As usual, the pendulum had swung too far in the opposite direction. When it came back, it started a Chardonnay revival. Oakridge, Kooyong, Yabby Lake, Hoddles Creek, Giaconda, Mountadam, Xanadu and Leeuwin Estate were some of the wineries hell-bent on making Chardonnays of refinement and balance, and the capacity to age without falling into a flabby heap.
The transformation was so complete that Decanter declared in January last year: ‘Chardonnay? Choose Australia.’ They meant in preference to Burgundy. The Decanter panel praised ‘the freshness and restraint of the wines, and their structural complexity, their handling of oak and alcohol, and the winemakers’ “conscious reining-back to show the quality of the fruit and terroir.”’
Verheyden, the editor of TONG magazine, agreed. ‘While white Burgundy
faces an identity crisis,' he wrote, 'Australian Chardonnay is finding its way back on
stage ... it is no longer in Burgundy that the most interesting Chardonnays are

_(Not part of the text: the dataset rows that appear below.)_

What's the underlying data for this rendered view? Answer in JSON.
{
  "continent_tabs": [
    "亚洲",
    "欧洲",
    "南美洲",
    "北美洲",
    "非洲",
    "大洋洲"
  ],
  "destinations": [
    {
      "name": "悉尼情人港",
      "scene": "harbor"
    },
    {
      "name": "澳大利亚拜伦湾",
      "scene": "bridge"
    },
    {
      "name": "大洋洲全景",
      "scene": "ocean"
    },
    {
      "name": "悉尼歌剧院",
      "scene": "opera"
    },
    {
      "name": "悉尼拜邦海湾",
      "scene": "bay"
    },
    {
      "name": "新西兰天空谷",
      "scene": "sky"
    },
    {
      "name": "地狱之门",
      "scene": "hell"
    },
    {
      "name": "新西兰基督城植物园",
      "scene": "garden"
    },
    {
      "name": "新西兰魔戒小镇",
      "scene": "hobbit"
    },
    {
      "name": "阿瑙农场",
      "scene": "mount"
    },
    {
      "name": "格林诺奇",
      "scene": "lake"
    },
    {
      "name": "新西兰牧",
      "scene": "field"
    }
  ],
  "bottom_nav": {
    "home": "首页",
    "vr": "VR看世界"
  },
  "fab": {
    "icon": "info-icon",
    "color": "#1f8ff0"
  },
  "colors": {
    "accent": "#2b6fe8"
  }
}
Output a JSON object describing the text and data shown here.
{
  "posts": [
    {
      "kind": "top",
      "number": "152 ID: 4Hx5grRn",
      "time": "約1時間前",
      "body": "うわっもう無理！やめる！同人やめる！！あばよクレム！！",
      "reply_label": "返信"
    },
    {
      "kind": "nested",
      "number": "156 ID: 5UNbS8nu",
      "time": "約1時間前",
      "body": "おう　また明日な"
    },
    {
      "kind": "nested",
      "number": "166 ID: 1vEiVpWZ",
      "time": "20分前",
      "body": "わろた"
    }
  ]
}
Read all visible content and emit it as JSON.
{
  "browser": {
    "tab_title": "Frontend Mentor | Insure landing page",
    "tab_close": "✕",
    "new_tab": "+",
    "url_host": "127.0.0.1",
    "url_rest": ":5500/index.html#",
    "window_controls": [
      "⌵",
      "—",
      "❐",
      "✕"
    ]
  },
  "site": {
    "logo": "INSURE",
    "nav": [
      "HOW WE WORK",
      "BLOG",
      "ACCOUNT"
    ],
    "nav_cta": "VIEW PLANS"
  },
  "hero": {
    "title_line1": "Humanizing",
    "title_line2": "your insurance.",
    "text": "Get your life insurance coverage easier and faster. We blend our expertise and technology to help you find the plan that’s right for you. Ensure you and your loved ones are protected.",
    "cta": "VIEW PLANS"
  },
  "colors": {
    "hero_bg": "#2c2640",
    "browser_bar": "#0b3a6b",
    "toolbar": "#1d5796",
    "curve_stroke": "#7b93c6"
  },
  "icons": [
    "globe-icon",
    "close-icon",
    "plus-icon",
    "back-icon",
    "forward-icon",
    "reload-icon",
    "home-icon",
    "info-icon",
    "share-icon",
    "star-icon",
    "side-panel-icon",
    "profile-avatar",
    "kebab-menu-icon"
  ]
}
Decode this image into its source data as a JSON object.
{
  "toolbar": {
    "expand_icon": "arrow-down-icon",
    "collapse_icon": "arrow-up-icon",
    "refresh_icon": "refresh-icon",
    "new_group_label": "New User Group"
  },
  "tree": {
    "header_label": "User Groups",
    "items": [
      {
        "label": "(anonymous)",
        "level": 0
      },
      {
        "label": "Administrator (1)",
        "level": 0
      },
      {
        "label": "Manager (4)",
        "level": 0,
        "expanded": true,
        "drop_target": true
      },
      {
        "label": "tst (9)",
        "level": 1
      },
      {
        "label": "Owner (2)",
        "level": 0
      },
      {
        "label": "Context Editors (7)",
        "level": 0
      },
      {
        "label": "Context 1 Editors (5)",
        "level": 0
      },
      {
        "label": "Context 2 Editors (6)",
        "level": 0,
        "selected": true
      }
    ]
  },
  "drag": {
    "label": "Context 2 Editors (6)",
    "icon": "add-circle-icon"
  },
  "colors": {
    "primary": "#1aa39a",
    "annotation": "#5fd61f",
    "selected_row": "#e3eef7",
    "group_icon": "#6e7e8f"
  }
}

produced these days - Australia rules.’ The identity crisis Verheyden refers to is most likely 'premature oxidation', a problem experts say has affected ‘at least a dozen recent [Burgundy] vintages [that] have a propensity to self-destruct.' It may not be the much-maligned cork that is to blame here, but it's good to know that we banished the wretched things a decade ago.
While our volume exports were in freefall, our strong headed young winemakers met their toughest challenge yet: Pinot Noir, the grape that makes the fabled Burgundies, a style that is a lottery even at home. It had taken two decades and a long search for the right terroir, along with careful vineyard and clone selection. Among the drivers were wineries like Paringa Estate, de Bortoli’s, Yabby Lake, Kooyong, Ashton Hills, by Farr and Farr Rising.
Aussie wine - uncommon value
The diversity in our markets has rarely been greater, despite the conglomerates making 80% of our wine. You could argue that 80% of drinkers wouldn’t know a good wine if they drowned in it, but let’s not blame consumers for the desultory practices of the big refineries who decided it was easier to make soft-drink-style plonk than to educate drinkers.
The other 20% is where real treasure lurks. In the March 2012 edition of The World of Fine Wine, Mountadam 2010 came out on top in a tasting of great Australian Chardonnays that included Cullen, Leeuwin Estate, Giaconda, Petaluma, Tapanappa, Coldstream Hills, By Farr, Pierro, Philip Shaw, Tyrrell's Vat 47, Oakridge 864 and Yattarna. Andrew Jefford, Anthony Rose and Jancis Robinson were the judges.
Here’s the good news: you can still buy the very same Mountadam 2010 Chardonnay for $25 a bottle and, yes, there’s still some left if you hurry (Winestar, Vintage Direct – Nicks). Back up the ute – it’s that good.
The lucky country
These days, you can even buy good
Pinot Noir for less than $25. In an exhaustive review I posted six months
ago, the surprise was not that most Pinots in that price group were rusty water
or lolly water, but that four or five of them were good wines of authentic
flavour. And one of the best Aussie Pinots I've had the pleasure to drink this year was a PHI 2010, which costs a bit over $40. Better wake up, Kiwi Pinot makers, you have competition.
We're still buying great Rieslings for less than $20. The 2012s from Clare are all great, from the $13 Jim Barry to the $18 O’Leary Walker, Mitchell and Pikes wines. Andrew Mitchell coined the phrase: 'The Clare Valley is blessed by the unpopularity of Riesling,' but we Riesling drinkers are the ones who're blessed here though we're not the only ones.
You could say the same about Cabernet Merlots from Margaret River, from Woodlands and Ashbrook and Credaro, or Chardonnays from the Yarra Valley such as Hoddles Creek and Tarrawarra, or Barossa reds from Teusner, Kalleske and Turkey Flat. 20 dollars a bottle, give or take a couple. I could go on, and on ...
How Fosters trashed Australia's greatest wine brands
Why the French Hate us